Hodges was mayor for four years. He led the implementation of cameras on 1-95 to catch, as he said, mostly out of town speeders. The cameras were the only ones in effect outside of construction zones along the east coast. The cameras were activated once a car approached speeds of 81 miles per hour. It then took photos of the front and rear of the car in order to send the owner a speeding ticket via mail. Though the National Highway Traffic Safety Administration and high-profile safety advocates applauded Hodges’ efforts, the state legislature and the general public grew angry with him.
Last December, Hodges told WISTV 10, “This is all about changing driver behavior through our section of responsibility. It’s working so we’re not trying to put anyone in jail or do anything like that. We’re just trying to get your attention and apparently, what we’re doing is working cause they are certainly slowing down, the accidents are less, the fatalities are zero, what else can we do to show the thing is working..
Before Ridgeland was forced to take the cameras down, officials saw a significant decrease in the number of speeders. They also increased the number of tickets. This led to criticism that the cameras were a money-making measure and not designed for public safety.
Tom Crosby, a AAA Carolinas spokesperson who has previously criticized South Carolina’s traffic safety for laxity, said, “You can’t argue with the results [of speed cameras] and the only reason you would be upset is because you are speeding. All it’s doing is enforcing the law and even then you have to be doing over 80 to get a ticket..
Hodges, at the time, believed the public and the state would eventually buy into the cameras. He did not discuss other states that have started and stopped camera programs after public disapproval.

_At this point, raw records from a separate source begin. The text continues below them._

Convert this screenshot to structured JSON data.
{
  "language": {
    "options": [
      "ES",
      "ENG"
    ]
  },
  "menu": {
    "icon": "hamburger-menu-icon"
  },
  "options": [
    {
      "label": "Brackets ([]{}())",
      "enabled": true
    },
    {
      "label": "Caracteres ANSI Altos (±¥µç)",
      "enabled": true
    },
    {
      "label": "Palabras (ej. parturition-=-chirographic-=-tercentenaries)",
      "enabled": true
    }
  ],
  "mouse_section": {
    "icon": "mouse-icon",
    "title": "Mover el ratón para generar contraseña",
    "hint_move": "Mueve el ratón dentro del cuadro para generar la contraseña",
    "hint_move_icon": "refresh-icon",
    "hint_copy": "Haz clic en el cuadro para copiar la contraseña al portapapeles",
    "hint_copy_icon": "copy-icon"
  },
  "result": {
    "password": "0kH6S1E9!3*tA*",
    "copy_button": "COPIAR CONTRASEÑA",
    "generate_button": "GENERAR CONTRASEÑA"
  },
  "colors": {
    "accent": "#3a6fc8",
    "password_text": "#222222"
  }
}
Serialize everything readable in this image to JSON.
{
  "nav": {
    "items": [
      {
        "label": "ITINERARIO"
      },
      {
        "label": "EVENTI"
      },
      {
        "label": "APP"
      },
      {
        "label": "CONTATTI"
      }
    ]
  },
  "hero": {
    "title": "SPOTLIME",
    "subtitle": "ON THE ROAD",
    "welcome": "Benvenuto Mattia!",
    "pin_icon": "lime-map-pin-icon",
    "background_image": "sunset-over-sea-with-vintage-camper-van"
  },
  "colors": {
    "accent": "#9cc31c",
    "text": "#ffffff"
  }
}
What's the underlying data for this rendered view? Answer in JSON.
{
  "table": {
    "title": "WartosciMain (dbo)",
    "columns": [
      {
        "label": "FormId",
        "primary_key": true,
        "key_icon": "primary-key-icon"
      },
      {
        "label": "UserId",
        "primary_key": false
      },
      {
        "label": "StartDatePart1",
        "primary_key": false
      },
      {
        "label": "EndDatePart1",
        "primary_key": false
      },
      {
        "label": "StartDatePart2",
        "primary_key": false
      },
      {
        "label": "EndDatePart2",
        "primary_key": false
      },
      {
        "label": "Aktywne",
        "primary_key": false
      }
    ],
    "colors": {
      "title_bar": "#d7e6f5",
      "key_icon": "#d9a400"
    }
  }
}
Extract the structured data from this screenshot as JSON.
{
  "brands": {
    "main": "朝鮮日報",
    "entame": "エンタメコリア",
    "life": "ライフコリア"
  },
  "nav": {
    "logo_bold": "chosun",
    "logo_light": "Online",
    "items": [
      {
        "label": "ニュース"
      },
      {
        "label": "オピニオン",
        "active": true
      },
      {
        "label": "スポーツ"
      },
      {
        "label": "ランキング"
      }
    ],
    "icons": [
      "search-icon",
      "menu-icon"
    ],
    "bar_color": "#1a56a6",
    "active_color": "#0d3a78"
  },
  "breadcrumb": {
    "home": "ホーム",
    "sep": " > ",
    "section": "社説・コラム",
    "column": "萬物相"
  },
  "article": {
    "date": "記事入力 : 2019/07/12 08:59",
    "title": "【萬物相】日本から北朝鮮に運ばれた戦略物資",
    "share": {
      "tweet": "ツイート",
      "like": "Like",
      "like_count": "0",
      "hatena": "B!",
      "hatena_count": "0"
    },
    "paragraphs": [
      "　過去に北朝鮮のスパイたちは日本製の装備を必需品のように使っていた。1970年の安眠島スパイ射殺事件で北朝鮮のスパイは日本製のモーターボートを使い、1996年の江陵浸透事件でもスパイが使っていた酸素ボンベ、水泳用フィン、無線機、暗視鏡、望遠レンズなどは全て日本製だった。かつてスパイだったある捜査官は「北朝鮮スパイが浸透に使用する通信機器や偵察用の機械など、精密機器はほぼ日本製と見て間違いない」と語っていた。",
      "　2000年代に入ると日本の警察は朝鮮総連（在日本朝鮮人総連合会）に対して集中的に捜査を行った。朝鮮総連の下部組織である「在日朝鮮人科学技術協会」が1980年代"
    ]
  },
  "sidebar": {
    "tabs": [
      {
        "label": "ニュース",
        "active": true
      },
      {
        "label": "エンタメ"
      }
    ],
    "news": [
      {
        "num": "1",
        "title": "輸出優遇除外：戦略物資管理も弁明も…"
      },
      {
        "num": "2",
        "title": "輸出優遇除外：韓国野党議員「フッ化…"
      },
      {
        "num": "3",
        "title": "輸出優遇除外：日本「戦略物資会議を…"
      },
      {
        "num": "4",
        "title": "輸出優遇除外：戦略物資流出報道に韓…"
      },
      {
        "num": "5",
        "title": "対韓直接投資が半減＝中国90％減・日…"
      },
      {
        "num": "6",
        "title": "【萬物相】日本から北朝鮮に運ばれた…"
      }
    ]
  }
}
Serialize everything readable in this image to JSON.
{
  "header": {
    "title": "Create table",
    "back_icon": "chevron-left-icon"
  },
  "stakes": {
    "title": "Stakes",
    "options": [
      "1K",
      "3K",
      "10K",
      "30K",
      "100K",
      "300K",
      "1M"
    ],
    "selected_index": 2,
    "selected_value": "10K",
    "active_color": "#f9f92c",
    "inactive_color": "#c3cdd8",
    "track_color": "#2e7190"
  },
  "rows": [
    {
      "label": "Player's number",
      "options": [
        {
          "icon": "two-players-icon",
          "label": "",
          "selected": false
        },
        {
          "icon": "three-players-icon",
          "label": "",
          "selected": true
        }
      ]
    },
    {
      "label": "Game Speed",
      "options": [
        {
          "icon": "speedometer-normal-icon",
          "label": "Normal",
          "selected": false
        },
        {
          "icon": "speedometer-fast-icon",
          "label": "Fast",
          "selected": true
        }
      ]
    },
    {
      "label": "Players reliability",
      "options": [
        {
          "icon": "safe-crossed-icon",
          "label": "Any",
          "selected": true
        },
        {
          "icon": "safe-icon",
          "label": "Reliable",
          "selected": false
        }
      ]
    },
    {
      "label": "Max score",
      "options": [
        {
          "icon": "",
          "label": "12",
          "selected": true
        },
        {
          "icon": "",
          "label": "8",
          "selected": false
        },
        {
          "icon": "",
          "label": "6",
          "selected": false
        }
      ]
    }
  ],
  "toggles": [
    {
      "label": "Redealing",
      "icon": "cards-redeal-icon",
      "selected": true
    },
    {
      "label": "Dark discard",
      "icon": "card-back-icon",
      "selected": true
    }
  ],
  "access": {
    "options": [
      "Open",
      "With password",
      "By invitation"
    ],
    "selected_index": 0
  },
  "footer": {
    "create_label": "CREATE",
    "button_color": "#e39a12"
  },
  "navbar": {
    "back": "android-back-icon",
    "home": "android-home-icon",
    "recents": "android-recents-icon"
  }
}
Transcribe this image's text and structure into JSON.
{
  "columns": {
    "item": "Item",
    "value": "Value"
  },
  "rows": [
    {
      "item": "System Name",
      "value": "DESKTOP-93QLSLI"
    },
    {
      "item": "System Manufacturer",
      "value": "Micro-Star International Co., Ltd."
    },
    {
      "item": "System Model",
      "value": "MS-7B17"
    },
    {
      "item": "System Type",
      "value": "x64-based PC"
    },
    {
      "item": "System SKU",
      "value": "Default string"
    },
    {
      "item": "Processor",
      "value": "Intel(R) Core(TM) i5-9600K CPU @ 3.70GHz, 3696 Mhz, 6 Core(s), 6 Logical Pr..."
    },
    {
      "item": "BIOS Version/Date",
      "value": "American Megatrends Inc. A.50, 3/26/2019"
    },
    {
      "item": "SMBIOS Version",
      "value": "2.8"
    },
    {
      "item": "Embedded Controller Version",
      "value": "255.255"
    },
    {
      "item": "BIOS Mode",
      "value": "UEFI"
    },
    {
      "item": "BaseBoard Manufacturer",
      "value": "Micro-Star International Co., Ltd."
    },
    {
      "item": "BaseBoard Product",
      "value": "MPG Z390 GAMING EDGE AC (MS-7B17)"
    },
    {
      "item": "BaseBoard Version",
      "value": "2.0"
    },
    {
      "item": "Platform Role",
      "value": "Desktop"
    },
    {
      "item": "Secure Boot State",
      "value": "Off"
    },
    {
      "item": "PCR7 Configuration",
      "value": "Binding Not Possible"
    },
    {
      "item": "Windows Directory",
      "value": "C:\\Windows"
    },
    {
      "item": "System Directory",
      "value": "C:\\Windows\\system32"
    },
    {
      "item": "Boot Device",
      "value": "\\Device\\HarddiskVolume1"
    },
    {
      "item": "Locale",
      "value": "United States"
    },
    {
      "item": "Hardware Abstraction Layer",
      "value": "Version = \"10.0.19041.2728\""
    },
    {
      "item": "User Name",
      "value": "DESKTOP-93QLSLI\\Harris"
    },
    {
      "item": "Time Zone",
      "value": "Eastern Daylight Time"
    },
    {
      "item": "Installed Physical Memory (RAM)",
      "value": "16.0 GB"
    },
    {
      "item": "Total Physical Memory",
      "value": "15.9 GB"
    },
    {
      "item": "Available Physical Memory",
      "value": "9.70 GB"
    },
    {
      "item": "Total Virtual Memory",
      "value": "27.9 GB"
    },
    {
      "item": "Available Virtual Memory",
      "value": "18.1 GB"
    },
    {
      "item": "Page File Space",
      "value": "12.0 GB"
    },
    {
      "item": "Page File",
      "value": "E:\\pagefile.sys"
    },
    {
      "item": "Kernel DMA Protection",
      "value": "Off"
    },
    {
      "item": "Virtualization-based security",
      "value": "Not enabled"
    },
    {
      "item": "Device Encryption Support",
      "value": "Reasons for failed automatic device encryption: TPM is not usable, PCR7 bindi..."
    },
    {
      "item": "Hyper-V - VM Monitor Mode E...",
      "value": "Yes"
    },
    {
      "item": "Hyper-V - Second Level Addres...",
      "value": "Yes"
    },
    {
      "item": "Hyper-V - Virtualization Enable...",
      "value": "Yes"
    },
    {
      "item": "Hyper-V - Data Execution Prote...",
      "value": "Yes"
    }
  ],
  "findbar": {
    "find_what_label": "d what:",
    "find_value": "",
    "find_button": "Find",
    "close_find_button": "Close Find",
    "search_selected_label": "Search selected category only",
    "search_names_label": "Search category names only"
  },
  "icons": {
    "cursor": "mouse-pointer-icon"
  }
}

He dismissed South Carolina’s resistance, saying “We went through similar things when breathalyzers came out. We went through similar things when radar guns came out. It’s the same type of mentality.